ASC 100: Collaboration between supply chains of ASEAN and South Asia

Colley Hwang, DIGITIMES, Taipei 0


Foxconn founder Terry Kuo has said that in the future, there will be only G2 (the US and China), not G20 in the world. The ideological battle will probably force all manufacturers to take sides or lay out more diversified production ecosystems, and the labor force and potential markets in ASEAN and South Asia will become the best choice for industry players. To avoid becoming casualties in the conflict between the two superpowers, the best strategy is to create a third battlefield that the G2 needs. The current industry structure does have the opportunity to allow Japanese, South Korean and Taiwanese manufacturers to find more space in emerging markets.

From the macro strategy of helping emerging countries in Southeast Asia to build a new generation of value chain, after the gradual rise in production costs in China, many companies have shifted their production focus to the Indochinese Peninsula. Northern Vietnam, which can be supported by land transport from China's Pearl River Delta, has become the first choice due to its location. Afterwards, Taiwan companies such as Foxconn and Compal have also followed suit, making Vietnam the second major production center for notebooks after China.

The business model of centralizing production and creating economies of scale has indeed been taken as a guideline in the process of globalization over the past 30 years, and manufacturing plants have only to serve major notebook and handset brands to benefit from the low gross profit but high-frequency operation mechanism. In the new era of the Internet of Everything, diversified production and the business opportunities of electric vehicles (EV) have brought about changes in the entire industry structure.

The US views China's construction of artificial islands in the South China Sea as a challenge to the freedom of navigation on the high seas, and neighboring Vietnam and the Philippines are also suspicious of China's assertion of sovereignty.
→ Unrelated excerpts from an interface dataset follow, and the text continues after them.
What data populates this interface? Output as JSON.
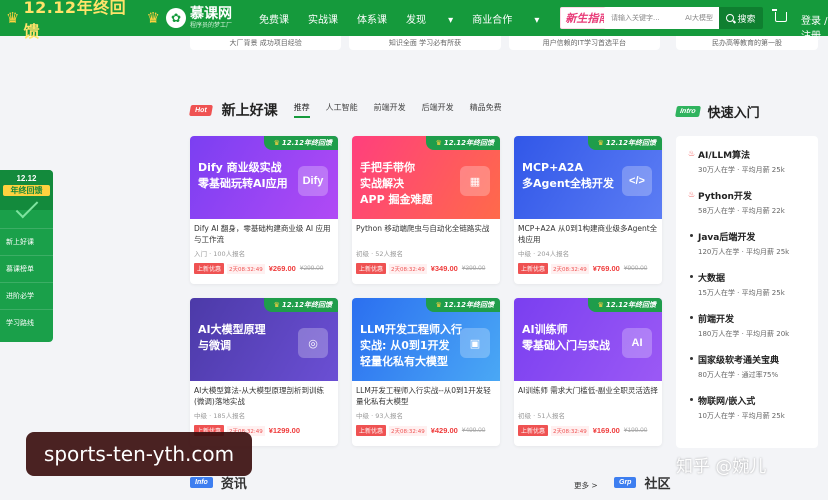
{
  "header": {
    "promo_text": "12.12年终回馈",
    "logo_name": "慕课网",
    "logo_slogan": "程序员的梦工厂",
    "nav": [
      "免费课",
      "实战课",
      "体系课",
      "发现",
      "商业合作"
    ],
    "guide_badge": "新生指南",
    "search_placeholder": "请输入关键字...",
    "search_hint": "AI大模型",
    "search_button": "搜索",
    "login": "登录 / 注册"
  },
  "prev_row": [
    "大厂背景 成功项目经验",
    "知识全面 学习必有所获",
    "用户信赖的IT学习首选平台",
    "民办高等教育的第一股"
  ],
  "section": {
    "hot_badge": "Hot",
    "title": "新上好课",
    "tabs": [
      "推荐",
      "人工智能",
      "前端开发",
      "后端开发",
      "精品免费"
    ]
  },
  "left_float": {
    "year": "12.12",
    "badge": "年终回馈",
    "items": [
      "新上好课",
      "慕课榜单",
      "进阶必学",
      "学习路线"
    ]
  },
  "courses": [
    {
      "cover_title": "Dify 商业级实战\n零基础玩转AI应用",
      "icon": "Dify",
      "ribbon": "12.12年终回馈",
      "desc": "Dify AI 翻身，零基础构建商业级 AI 应用与工作流",
      "meta": "入门 · 100人报名",
      "badge": "上新优惠",
      "timer": "2天08:32:49",
      "price": "¥269.00",
      "old_price": "¥299.00",
      "color_a": "#7b3ff2",
      "color_b": "#b14af5"
    },
    {
      "cover_title": "手把手带你\n实战解决\nAPP 掘金难题",
      "icon": "▦",
      "ribbon": "12.12年终回馈",
      "desc": "Python 移动端爬虫与自动化全链路实战",
      "meta": "初级 · 52人报名",
      "badge": "上新优惠",
      "timer": "2天08:32:49",
      "price": "¥349.00",
      "old_price": "¥399.00",
      "color_a": "#ff3f7d",
      "color_b": "#ff6a4a"
    },
    {
      "cover_title": "MCP+A2A\n多Agent全栈开发",
      "icon": "</>",
      "ribbon": "12.12年终回馈",
      "desc": "MCP+A2A 从0到1构建商业级多Agent全栈应用",
      "meta": "中级 · 204人报名",
      "badge": "上新优惠",
      "timer": "2天08:32:49",
      "price": "¥769.00",
      "old_price": "¥900.00",
      "color_a": "#3157e8",
      "color_b": "#5c7df4"
    },
    {
      "cover_title": "AI大模型原理\n与微调",
      "icon": "◎",
      "ribbon": "12.12年终回馈",
      "desc": "AI大模型算法-从大模型原理剖析到训练(微调)落地实战",
      "meta": "中级 · 185人报名",
      "badge": "上新优惠",
      "timer": "2天08:32:49",
      "price": "¥1299.00",
      "old_price": "",
      "color_a": "#4c3aa8",
      "color_b": "#6b4fd4"
    },
    {
      "cover_title": "LLM开发工程师入行\n实战: 从0到1开发\n轻量化私有大模型",
      "icon": "▣",
      "ribbon": "12.12年终回馈",
      "desc": "LLM开发工程师入行实战--从0到1开发轻量化私有大模型",
      "meta": "中级 · 93人报名",
      "badge": "上新优惠",
      "timer": "2天08:32:49",
      "price": "¥429.00",
      "old_price": "¥499.00",
      "color_a": "#2b6ff0",
      "color_b": "#4aa8f5"
    },
    {
      "cover_title": "AI训练师\n零基础入门与实战",
      "icon": "AI",
      "ribbon": "12.12年终回馈",
      "desc": "AI训练师 需求大门槛低-副业全职灵活选择",
      "meta": "初级 · 51人报名",
      "badge": "上新优惠",
      "timer": "2天08:32:49",
      "price": "¥169.00",
      "old_price": "¥199.00",
      "color_a": "#7a3ff0",
      "color_b": "#9b59f5"
    }
  ],
  "quick_start": {
    "badge": "Intro",
    "title": "快速入门",
    "items": [
      {
        "title": "AI/LLM算法",
        "sub": "30万人在学 · 平均月薪 25k",
        "hot": true
      },
      {
        "title": "Python开发",
        "sub": "58万人在学 · 平均月薪 22k",
        "hot": true
      },
      {
        "title": "Java后端开发",
        "sub": "120万人在学 · 平均月薪 25k",
        "hot": false
      },
      {
        "title": "大数据",
        "sub": "15万人在学 · 平均月薪 25k",
        "hot": false
      },
      {
        "title": "前端开发",
        "sub": "180万人在学 · 平均月薪 20k",
        "hot": false
      },
      {
        "title": "国家级软考通关宝典",
        "sub": "80万人在学 · 通过率75%",
        "hot": false
      },
      {
        "title": "物联网/嵌入式",
        "sub": "10万人在学 · 平均月薪 25k",
        "hot": false
      }
    ]
  },
  "bottom": {
    "info_badge": "Info",
    "info_title": "资讯",
    "more": "更多 >",
    "grp_badge": "Grp",
    "grp_title": "社区"
  },
  "overlays": {
    "url": "sports-ten-yth.com",
    "watermark": "知乎 @婉儿"
  }
}
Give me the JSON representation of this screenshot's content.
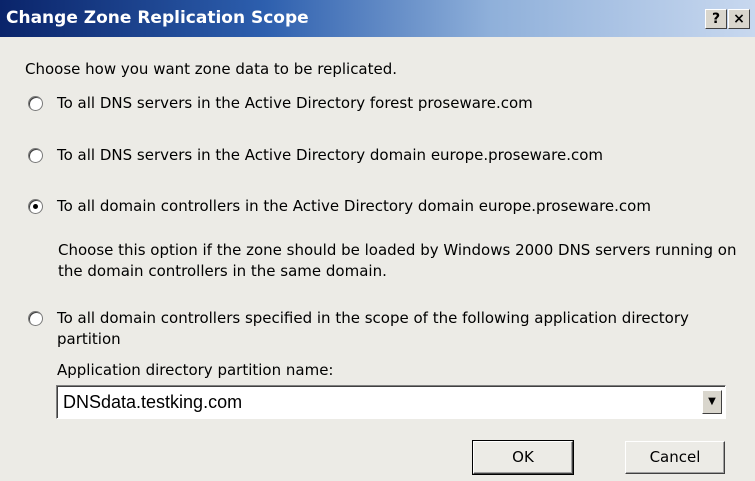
{
  "window": {
    "title": "Change Zone Replication Scope",
    "help_label": "?",
    "close_label": "×"
  },
  "prompt": "Choose how you want zone data to be replicated.",
  "options": [
    {
      "label": "To all DNS servers in the Active Directory forest proseware.com",
      "checked": false
    },
    {
      "label": "To all DNS servers in the Active Directory domain europe.proseware.com",
      "checked": false
    },
    {
      "label": "To all domain controllers in the Active Directory domain europe.proseware.com",
      "checked": true
    },
    {
      "label": "To all domain controllers specified in the scope of the following application directory partition",
      "checked": false
    }
  ],
  "option3_note": "Choose this option if the zone should be loaded by Windows 2000 DNS servers running on the domain controllers in the same domain.",
  "partition": {
    "label": "Application directory partition name:",
    "selected_value": "DNSdata.testking.com",
    "arrow_icon": "▼"
  },
  "buttons": {
    "ok_label": "OK",
    "cancel_label": "Cancel"
  }
}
In addition, the ASEAN countries surrounding the South China Sea are a large business opportunity with at least 650 million young people, plus at least 1.7 billion people in India, Pakistan, and Bangladesh. The two major entry points to the ASEAN and South Asian markets are the emerging unicorns and the local EMS manufacturers.

For a long time, companies in Silicon Valley believed "AI will eat software, software will eat hardware" until Trump said in 2019 that the US will regain meaningful control of key parts of the supply chain. The COVID lockdowns in Shanghai and several major cities in China have disrupted the supply chains in China, highlighting the merits of decentralized production ecosystems.

Jerry Sanders, the founder of AMD, said "Real man have fabs," which makes us rethink how the influx of too much capital into the virtual world has destablized the supply chain and cut job opportunities.

The times are changing: The next wave of prosperity may be in the ASEAN and South Asian countries.

Colley Hwang, president of DIGITIMES Asia, is a tech industry analyst with more than three decades of experience under his belt. He has written several books about the trends and developments of the tech industry, including Asian Edge: On the Frontline of the ICT World published in 2019, and Disconnected ICT Supply Chain: New Power Plays Unfolding published in 2020.